Do DNA codon and their complementary codon represent the same amino acids? If not, how do transcriptional proteins know which DNA strand actually codes for the correct amino acid and, ultimately, the correct protein?
1 Answer | Add Yours
Complementary DNA codons on a separated double helix do not encode for the same amino acids (and therefore the same proteins). For example, GGG encodes for glycine while the complementary codon CCC encodes for proline. So depending on which DNA strand is read and converted into a complementary RNA strand will determine exactly which protein is made. So how does the cell know which DNA strand to read when making a protein during the transcription phase? During the initiation phase, various proteins called transcription factors come together to allow RNA polymerase to bind to the DNA to start making the RNA strand. There are certain promoter sequences in the DNA that signal the cell to start the initiation phase. The most common initiator in eukaryotes is called a TATA box. It starts the whole process of the unwinding of the DNA and the transcription process. To my knowledge the complementary sequence ATAT does not carry any special meaning in terms of protein synthesis. This is how the two spearated strands are differentiated (by the presence of the TATA promoter sequence).

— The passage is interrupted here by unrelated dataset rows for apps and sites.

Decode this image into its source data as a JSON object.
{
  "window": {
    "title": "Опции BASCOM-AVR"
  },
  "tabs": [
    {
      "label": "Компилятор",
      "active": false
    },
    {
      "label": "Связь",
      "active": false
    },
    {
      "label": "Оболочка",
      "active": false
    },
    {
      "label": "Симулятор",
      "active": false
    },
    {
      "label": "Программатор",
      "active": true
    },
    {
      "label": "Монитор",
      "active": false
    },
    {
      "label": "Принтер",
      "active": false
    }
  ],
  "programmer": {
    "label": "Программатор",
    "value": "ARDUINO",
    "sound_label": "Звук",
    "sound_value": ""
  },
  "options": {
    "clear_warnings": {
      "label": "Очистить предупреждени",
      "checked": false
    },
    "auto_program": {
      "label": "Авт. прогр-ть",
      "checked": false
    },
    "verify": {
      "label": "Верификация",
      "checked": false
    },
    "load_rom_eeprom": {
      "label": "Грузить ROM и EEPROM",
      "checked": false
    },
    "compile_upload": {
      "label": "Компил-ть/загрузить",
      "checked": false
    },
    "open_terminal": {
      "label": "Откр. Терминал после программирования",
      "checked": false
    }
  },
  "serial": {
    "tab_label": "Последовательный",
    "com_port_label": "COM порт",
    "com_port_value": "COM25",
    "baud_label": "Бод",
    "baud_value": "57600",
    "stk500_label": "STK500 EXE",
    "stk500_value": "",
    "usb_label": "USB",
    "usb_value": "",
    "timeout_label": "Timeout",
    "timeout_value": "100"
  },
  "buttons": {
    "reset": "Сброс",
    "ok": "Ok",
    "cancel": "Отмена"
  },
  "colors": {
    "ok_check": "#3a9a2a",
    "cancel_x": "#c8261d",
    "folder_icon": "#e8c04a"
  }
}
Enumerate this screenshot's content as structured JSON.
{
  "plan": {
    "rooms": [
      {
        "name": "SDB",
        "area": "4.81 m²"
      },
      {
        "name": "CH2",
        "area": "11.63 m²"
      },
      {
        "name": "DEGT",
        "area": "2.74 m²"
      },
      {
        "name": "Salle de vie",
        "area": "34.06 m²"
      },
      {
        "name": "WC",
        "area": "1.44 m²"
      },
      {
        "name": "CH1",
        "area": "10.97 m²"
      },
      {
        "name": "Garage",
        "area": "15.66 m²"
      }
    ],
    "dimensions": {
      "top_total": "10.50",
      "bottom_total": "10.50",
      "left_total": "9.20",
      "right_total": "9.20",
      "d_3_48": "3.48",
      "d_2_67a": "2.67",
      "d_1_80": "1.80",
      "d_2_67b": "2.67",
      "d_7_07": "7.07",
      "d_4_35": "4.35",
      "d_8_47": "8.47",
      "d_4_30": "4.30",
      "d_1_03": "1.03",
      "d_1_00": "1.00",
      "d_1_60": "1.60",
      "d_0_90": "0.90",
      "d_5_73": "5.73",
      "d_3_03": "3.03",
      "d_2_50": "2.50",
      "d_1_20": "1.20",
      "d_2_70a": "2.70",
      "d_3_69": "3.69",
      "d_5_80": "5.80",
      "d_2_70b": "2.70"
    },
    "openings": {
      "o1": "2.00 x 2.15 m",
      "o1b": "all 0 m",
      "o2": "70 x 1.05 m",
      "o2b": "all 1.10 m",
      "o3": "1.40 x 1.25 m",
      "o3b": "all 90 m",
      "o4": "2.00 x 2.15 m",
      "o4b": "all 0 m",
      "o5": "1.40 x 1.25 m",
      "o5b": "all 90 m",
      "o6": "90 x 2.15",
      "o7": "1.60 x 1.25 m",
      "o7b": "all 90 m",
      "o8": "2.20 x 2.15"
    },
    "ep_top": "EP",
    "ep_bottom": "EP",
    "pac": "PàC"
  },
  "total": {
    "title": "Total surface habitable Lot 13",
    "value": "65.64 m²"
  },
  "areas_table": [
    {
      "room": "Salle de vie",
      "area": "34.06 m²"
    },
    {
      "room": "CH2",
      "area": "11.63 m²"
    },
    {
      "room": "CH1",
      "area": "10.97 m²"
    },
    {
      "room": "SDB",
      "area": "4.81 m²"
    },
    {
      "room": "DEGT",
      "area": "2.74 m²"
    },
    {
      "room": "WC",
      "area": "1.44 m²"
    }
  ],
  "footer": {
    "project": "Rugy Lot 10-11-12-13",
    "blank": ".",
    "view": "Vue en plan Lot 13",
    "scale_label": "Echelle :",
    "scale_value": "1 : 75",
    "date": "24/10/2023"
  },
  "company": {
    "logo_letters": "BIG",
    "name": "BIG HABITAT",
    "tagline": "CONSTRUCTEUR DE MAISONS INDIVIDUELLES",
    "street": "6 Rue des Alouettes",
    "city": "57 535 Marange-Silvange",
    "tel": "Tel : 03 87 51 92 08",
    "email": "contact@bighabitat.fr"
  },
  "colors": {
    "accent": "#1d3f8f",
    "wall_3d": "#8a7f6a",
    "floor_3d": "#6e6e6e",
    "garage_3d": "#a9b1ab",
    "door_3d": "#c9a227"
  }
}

Join to answer this question
Join a community of thousands of dedicated teachers and students.Join eNotes